* Tokyo stocks join global sell-off
* Nikkei falls for fifth week
* Wall Street logs losses as U.S. political woes rattle investors
* Insurance, banks lead losses
TOKYO, Aug 18 (Reuters) - Japanese stocks fell to 3-1/2-month lows on Friday and posted a fifth weekly drop, hit by losses on Wall Street and a weaker dollar as doubts grow over whether President Donald Trump will be able to push through policies to boost U.S. economic growth.
The Nikkei ended down 1.2 percent at 19,470.41, its lowest close since May 2. For the week, it dropped 1.3 percent, falling for five straight weeks.
U.S. stocks sold off on Thursday, with the S&P 500 logging its biggest daily percentage drop in three months, as escalating worries about the Trump administration’s ability to deliver on its economic promises rattled investors.

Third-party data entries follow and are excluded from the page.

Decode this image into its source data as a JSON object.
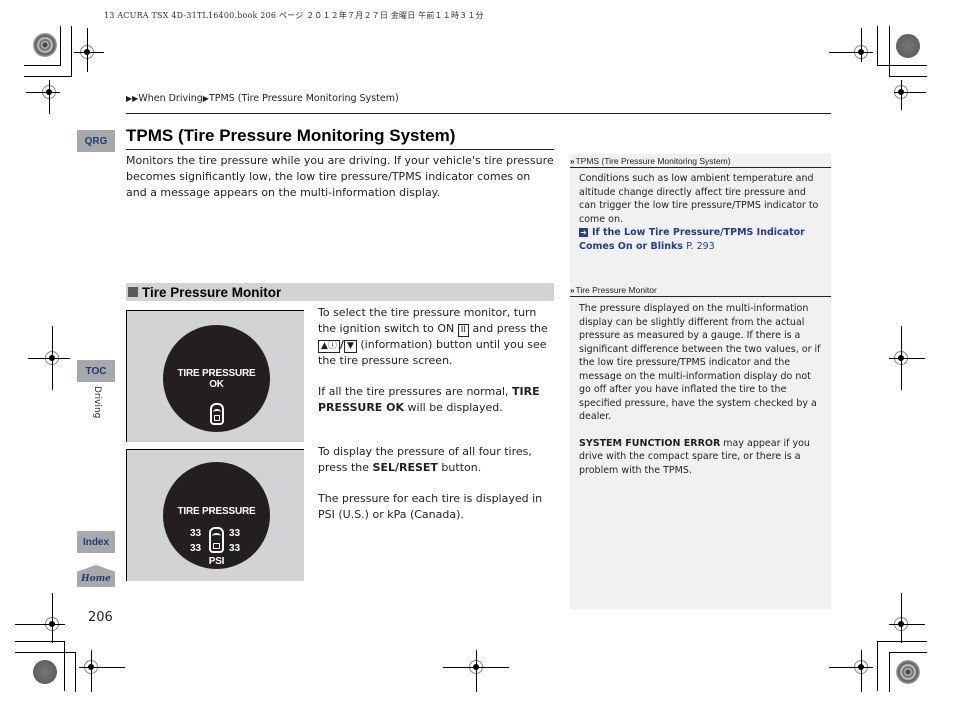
{
  "print_header": "13 ACURA TSX 4D-31TL16400.book  206 ページ  ２０１２年７月２７日  金曜日  午前１１時３１分",
  "breadcrumb": {
    "arrows": "▶▶",
    "items": [
      "When Driving",
      "TPMS (Tire Pressure Monitoring System)"
    ],
    "separator": "▶"
  },
  "nav_tabs": {
    "qrg": "QRG",
    "toc": "TOC",
    "section_label": "Driving",
    "index": "Index",
    "home": "Home"
  },
  "page_number": "206",
  "main": {
    "title": "TPMS (Tire Pressure Monitoring System)",
    "intro": "Monitors the tire pressure while you are driving. If your vehicle's tire pressure becomes significantly low, the low tire pressure/TPMS indicator comes on and a message appears on the multi-information display.",
    "section": {
      "heading": "Tire Pressure Monitor",
      "screen1": {
        "line1": "TIRE PRESSURE",
        "line2": "OK"
      },
      "screen2": {
        "line1": "TIRE PRESSURE",
        "values": [
          "33",
          "33",
          "33",
          "33"
        ],
        "unit": "PSI"
      },
      "para1_a": "To select the tire pressure monitor, turn the ignition switch to ON ",
      "para1_key_on": "II",
      "para1_b": " and press the ",
      "para1_key_info": "▲ⓘ",
      "para1_slash": "/",
      "para1_key_down": "▼",
      "para1_c": " (information) button until you see the tire pressure screen.",
      "para2_a": "If all the tire pressures are normal, ",
      "para2_bold": "TIRE PRESSURE OK",
      "para2_b": " will be displayed.",
      "para3_a": "To display the pressure of all four tires, press the ",
      "para3_bold": "SEL/RESET",
      "para3_b": " button.",
      "para4": "The pressure for each tire is displayed in PSI (U.S.) or kPa (Canada)."
    }
  },
  "sidebar": {
    "note1": {
      "heading": "TPMS (Tire Pressure Monitoring System)",
      "text": "Conditions such as low ambient temperature and altitude change directly affect tire pressure and can trigger the low tire pressure/TPMS indicator to come on.",
      "link_text": "If the Low Tire Pressure/TPMS Indicator Comes On or Blinks",
      "link_page": "P. 293"
    },
    "note2": {
      "heading": "Tire Pressure Monitor",
      "text": "The pressure displayed on the multi-information display can be slightly different from the actual pressure as measured by a gauge. If there is a significant difference between the two values, or if the low tire pressure/TPMS indicator and the message on the multi-information display do not go off after you have inflated the tire to the specified pressure, have the system checked by a dealer.",
      "error_bold": "SYSTEM FUNCTION ERROR",
      "error_text": " may appear if you drive with the compact spare tire, or there is a problem with the TPMS."
    }
  },
  "colors": {
    "nav_tab_bg": "#a7a9ac",
    "nav_tab_text": "#1f3c72",
    "link": "#1f3c99",
    "sidebar_bg": "#f1f1f2",
    "section_bar": "#d1d3d4"
  }
}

An attack in Spain added to the risk-averse mood, after a van mowed down crowds of tourists in Barcelona killing at least 13 people, with Islamic State claiming responsibility.
While the fiery rhetoric between Washington and Pyongyang has calmed down, concerns remain that tension could again flare up on the Korean peninsula.
Traders said the market will likely stay cautious, with the United States and South Korea planning joint military drills next week.
“Tensions between the U.S. and North Korea may rekindle, so investors are risk-averse,” said Chihiro Ohta, general manager of investment research at SMBC Nikko Securities.
The dollar fell 0.3 percent to 109.31 yen, extending its 0.6 percent drop on Thursday.
Banks and financial shares underperformed, with the banking subindex down 1.4 percent and the insurance subindex losing 1.9 percent.
Mitsubishi UFJ Financial Group tumbled 2.0 percent and T&D Holdings dived 2.6 percent.
The broader Topix declined 1.1 percent to 1,597.36. (Reporting by Lisa Twaronite and Ayai Tomisawa; Editing by Sunil Nair)